I think they will and the benefits outweigh the risks of abuse. We were able to speak with a representative from Invisible Bracelet (iB) on the podcast a few weeks ago. See Mitigation Journal Podcast edition #180. While iB is not an EMR, it is a way to get your vital information in a "snapshot" view, to those who need to make crucial decisions on your behalf. EMR's, on the other hand are complex living documents that replace (eventually) your entire paper medical record. EMR's will make complete medical information available to those who need it, when and where they need it. Going into an emergency department today (even in your hometown) you'll be seen by a doctor or mid-level provider who has no idea about your medical background and history. The providers will be, and are, forced to make decisions based on what your or a family member can tell them...then make an interpretation. They also have to order tests that may otherwise be unnecessary if they had access to prior test results via EMR. These two points alone; better information by the ED provider (and presumably accurate diagnosis and treatment...faster) along with decreased ordering of tests (cost savings) get me to buy-in on the use of EMR's. Click here for a related story from MSNBC.com
Lets add to that the use of EMR in the setting of disaster and emergency management. Displaced or evacuated persons during a disaster or crisis situation will need health care of one sort or another. Being moved out of your State or even to the other side of the Nation without your health information would slow the process. But with EMR's medical care providers will be able to "get to know you" and treat you faster...even after evacuation. Also, the everyday use of EMR can save money and time. I have heard many people say they won't visit a new walk-in care center because "my doctor isn't there"...leading to continued use of hospital emergency departments for minor, non-life threats. EMRs would provide that medical history to the walk-in care/urgent care provider as well as adding a level of comfort to the patient. All of these points lead to decreased use of ED's and decreased cost.
Not all of the news surrounding EMR's is good. There is a downside. First, the need for Internet, electricity and infrastructure leave a few weak spots in the plan.
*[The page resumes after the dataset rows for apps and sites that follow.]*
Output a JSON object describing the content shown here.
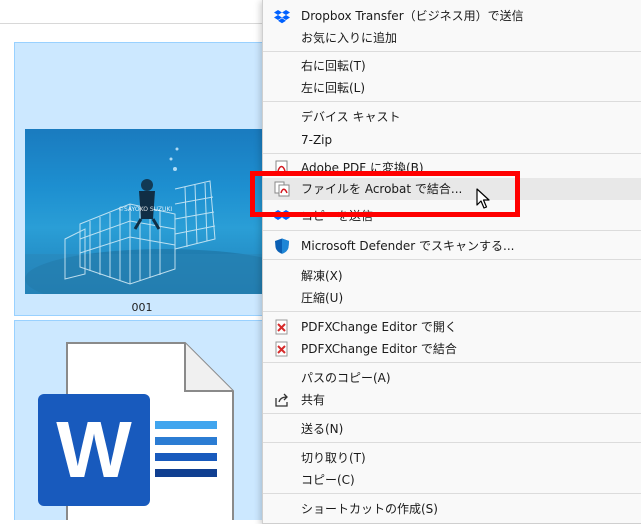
{
  "files": [
    {
      "name": "001",
      "thumbnail": "underwater-diver-cage-photo",
      "watermark": "©SAYOKO SUZUKI"
    },
    {
      "name": "",
      "icon": "word-document-icon",
      "letter": "W"
    }
  ],
  "context_menu": {
    "items": [
      {
        "id": "dropbox",
        "label": "Dropbox Transfer（ビジネス用）で送信",
        "icon": "dropbox-icon"
      },
      {
        "id": "fav",
        "label": "お気に入りに追加"
      },
      {
        "id": "rotr",
        "label": "右に回転(T)"
      },
      {
        "id": "rotl",
        "label": "左に回転(L)"
      },
      {
        "id": "cast",
        "label": "デバイス キャスト"
      },
      {
        "id": "zip",
        "label": "7-Zip"
      },
      {
        "id": "pdfconv",
        "label": "Adobe PDF に変換(B)",
        "icon": "acrobat-icon"
      },
      {
        "id": "combine",
        "label": "ファイルを Acrobat で結合...",
        "icon": "acrobat-combine-icon",
        "highlighted": true
      },
      {
        "id": "sendto",
        "label": "コピーを送信",
        "icon": "dropbox-icon"
      },
      {
        "id": "defender",
        "label": "Microsoft Defender でスキャンする...",
        "icon": "defender-shield-icon"
      },
      {
        "id": "extract",
        "label": "解凍(X)"
      },
      {
        "id": "compress",
        "label": "圧縮(U)"
      },
      {
        "id": "pdfxopen",
        "label": "PDFXChange Editor で開く",
        "icon": "pdfxchange-icon"
      },
      {
        "id": "pdfxcomb",
        "label": "PDFXChange Editor で結合",
        "icon": "pdfxchange-icon"
      },
      {
        "id": "copypath",
        "label": "パスのコピー(A)"
      },
      {
        "id": "share",
        "label": "共有",
        "icon": "share-icon"
      },
      {
        "id": "send",
        "label": "送る(N)"
      },
      {
        "id": "cut",
        "label": "切り取り(T)"
      },
      {
        "id": "copy",
        "label": "コピー(C)"
      },
      {
        "id": "shortcut",
        "label": "ショートカットの作成(S)"
      }
    ]
  },
  "colors": {
    "selection_bg": "#cce8ff",
    "selection_border": "#99d1ff",
    "annotation_red": "#ff0000",
    "dropbox_blue": "#0061ff",
    "word_blue": "#185abd"
  }
}
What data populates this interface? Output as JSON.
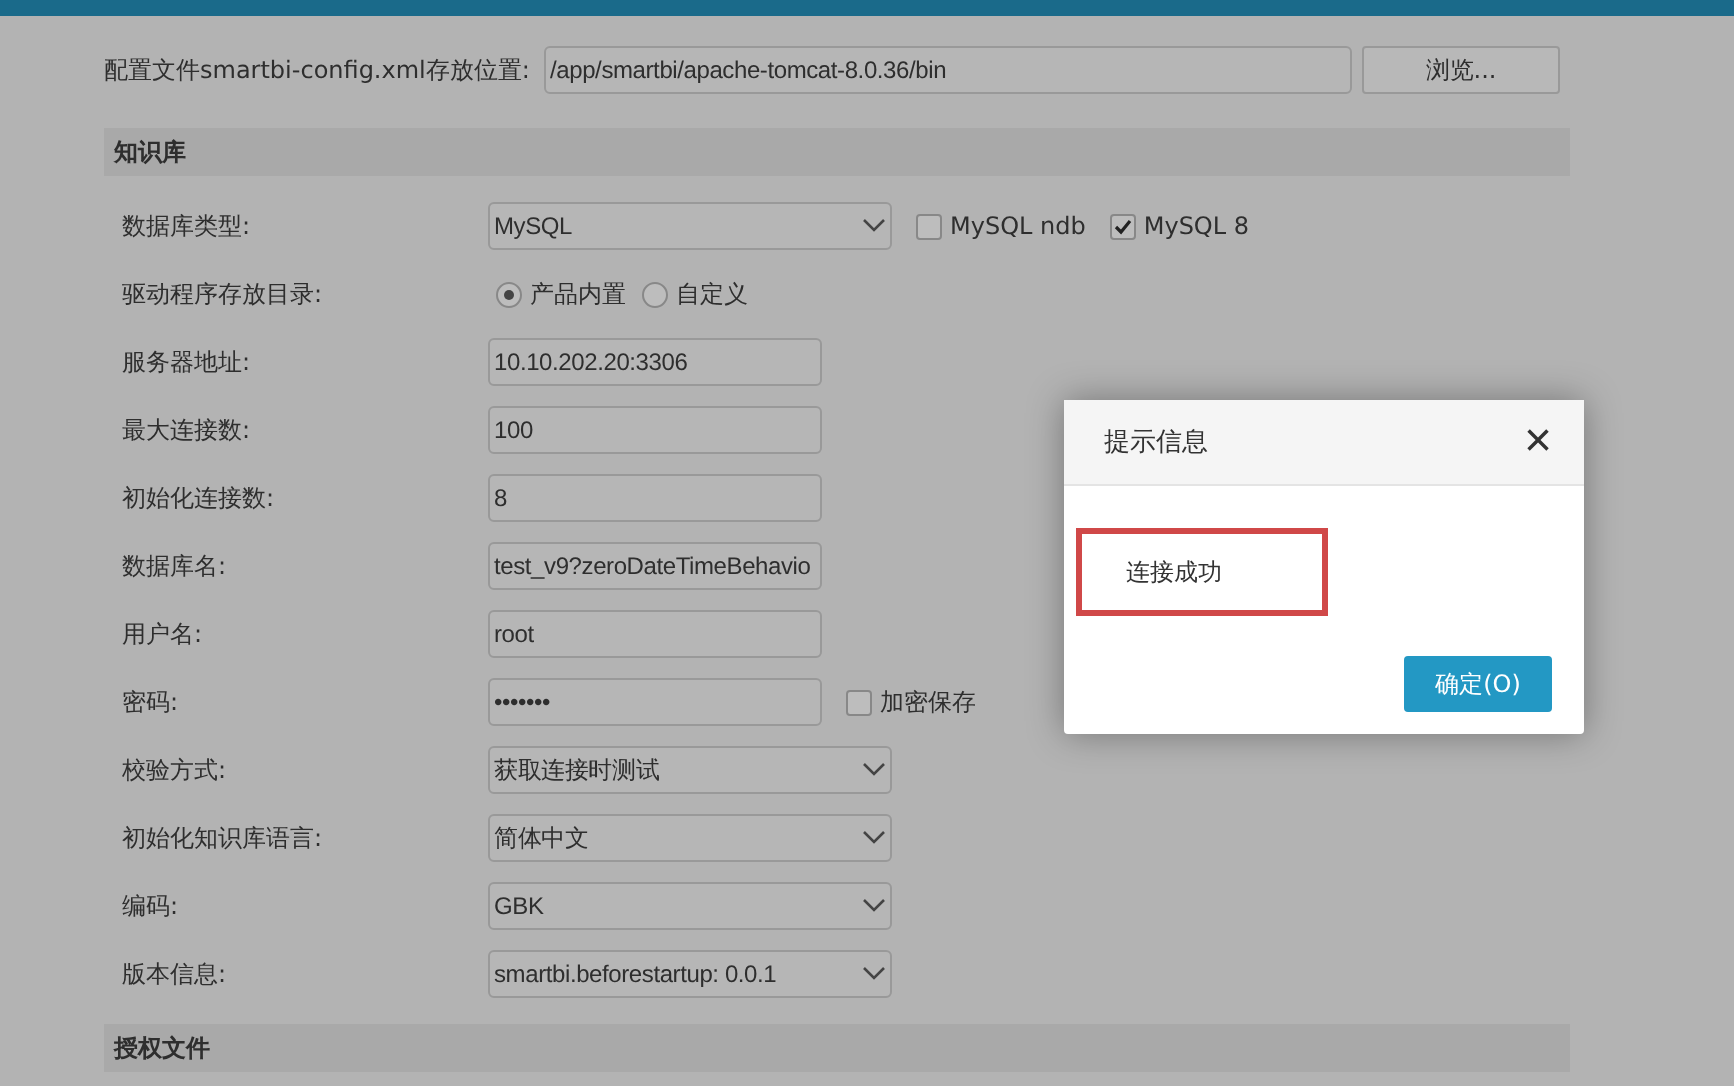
{
  "config": {
    "label": "配置文件smartbi-config.xml存放位置:",
    "value": "/app/smartbi/apache-tomcat-8.0.36/bin",
    "browse": "浏览..."
  },
  "sections": [
    {
      "title": "知识库",
      "rows": [
        {
          "kind": "select",
          "label": "数据库类型:",
          "value": "MySQL",
          "checkboxes": [
            {
              "label": "MySQL ndb",
              "checked": false
            },
            {
              "label": "MySQL 8",
              "checked": true
            }
          ]
        },
        {
          "kind": "radio",
          "label": "驱动程序存放目录:",
          "options": [
            {
              "label": "产品内置",
              "selected": true
            },
            {
              "label": "自定义",
              "selected": false
            }
          ]
        },
        {
          "kind": "input",
          "label": "服务器地址:",
          "value": "10.10.202.20:3306"
        },
        {
          "kind": "input",
          "label": "最大连接数:",
          "value": "100"
        },
        {
          "kind": "input",
          "label": "初始化连接数:",
          "value": "8"
        },
        {
          "kind": "input",
          "label": "数据库名:",
          "value": "test_v9?zeroDateTimeBehavio"
        },
        {
          "kind": "input",
          "label": "用户名:",
          "value": "root"
        },
        {
          "kind": "input",
          "label": "密码:",
          "value": "•••••••",
          "checkboxes": [
            {
              "label": "加密保存",
              "checked": false
            }
          ]
        },
        {
          "kind": "select",
          "label": "校验方式:",
          "value": "获取连接时测试"
        },
        {
          "kind": "select",
          "label": "初始化知识库语言:",
          "value": "简体中文"
        },
        {
          "kind": "select",
          "label": "编码:",
          "value": "GBK"
        },
        {
          "kind": "select",
          "label": "版本信息:",
          "value": "smartbi.beforestartup: 0.0.1"
        }
      ]
    },
    {
      "title": "授权文件"
    }
  ],
  "dialog": {
    "title": "提示信息",
    "close": "×",
    "message": "连接成功",
    "button": "确定(O)"
  }
}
As we've talked about in this blog, the possibility of power grid failure and prolonged power outage ranks high on our list of man-made/technological hazards. Without power...no EMR. There are also privacy issues that we all must overcome.